  1. Play Hard, Play to Win, Have Fun. Another way to say this is, “winning isn’t everything, but it’s more fun than losing; let’s play to win.”
  2. Better Together. Soccer is a team sport, not a star sport. Every player—from the weakest to the strongest—is better because she’s on a team. We will win or lose as a team.
  3. Vulnerable, Humble Coaching. I’m learning, too, and want to learn from the girls – their skills, what they see on the pitch…even about life. I want them to know they have a voice worth being heard.
  4. Validate Their Feelings. These girls are in a significant time of change in soccer and life. Their emotions are as important to me as their skills.
  5. Challenge. I want each girl to face and conquer a challenge, to do something she didn’t think she could do.
  6. Perfection Isn’t the Goal. I want players to understand what they’re supposed to do and work at doing it so that it’s natural in a game. (Dicicco calls this “imprinting.”) Understanding is the goal, not perfect execution.
  7. One Size Doesn’t Fit All. I have three kids (two daughters), and none is like another. I won’t expect any girl on my team to be like any other, and I’ll try not to treat them as if they were all the same.
  8. Be Prepared. I want the girls to be prepared for virtually any situation they’ll encounter on a soccer pitch, from throw ins to penalty kicks to blowout scores. This mental preparation is harder than any skill training – and a good life lesson.

In addition, three PRIORITIES guide my coaching:
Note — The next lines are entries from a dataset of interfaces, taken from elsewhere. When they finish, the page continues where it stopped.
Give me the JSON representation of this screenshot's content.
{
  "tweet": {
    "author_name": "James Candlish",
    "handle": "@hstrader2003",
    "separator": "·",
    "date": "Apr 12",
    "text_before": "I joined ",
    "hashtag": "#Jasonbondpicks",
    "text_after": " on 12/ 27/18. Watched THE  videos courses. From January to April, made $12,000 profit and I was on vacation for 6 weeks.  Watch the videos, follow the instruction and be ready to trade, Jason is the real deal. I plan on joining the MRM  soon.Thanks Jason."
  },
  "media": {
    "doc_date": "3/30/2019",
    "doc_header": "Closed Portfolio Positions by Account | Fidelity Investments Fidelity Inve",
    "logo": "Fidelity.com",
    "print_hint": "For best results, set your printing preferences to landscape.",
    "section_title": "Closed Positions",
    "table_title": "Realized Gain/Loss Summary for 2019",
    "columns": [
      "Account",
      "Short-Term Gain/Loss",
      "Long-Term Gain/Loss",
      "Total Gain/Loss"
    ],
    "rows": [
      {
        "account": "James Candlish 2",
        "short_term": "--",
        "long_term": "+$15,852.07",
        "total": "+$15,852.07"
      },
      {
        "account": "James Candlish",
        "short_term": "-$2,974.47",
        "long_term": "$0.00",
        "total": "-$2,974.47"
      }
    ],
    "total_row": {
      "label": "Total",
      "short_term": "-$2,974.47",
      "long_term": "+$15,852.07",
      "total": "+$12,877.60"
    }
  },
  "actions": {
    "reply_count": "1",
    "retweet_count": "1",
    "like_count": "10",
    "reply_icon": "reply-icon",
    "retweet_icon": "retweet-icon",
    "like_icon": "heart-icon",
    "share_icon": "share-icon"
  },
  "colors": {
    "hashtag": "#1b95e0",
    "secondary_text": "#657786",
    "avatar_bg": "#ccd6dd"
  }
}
  • Safety – on and off the pitch, my players’ safety is my top priority.
  • Fun – regardless of whether she ever plays soccer again, I want each girl to have fun.
  • Soccer – there’s a reason it is the world sport: anyone can play, and all you need is a ball.

 


*Dicicco and Hacker were Head Coach and Sport Psychology Consultant, respectively, to the 1996 Olympic Gold Medal and 1999 World Cup Champion U.S. Women’s Soccer Teams. These principles were discussed in chapter 1 of their book, Catch Them Being Good, published in 2002 by Penguin Books. Some of the titles I have used verbatim or nearly so; some I have put in my own words.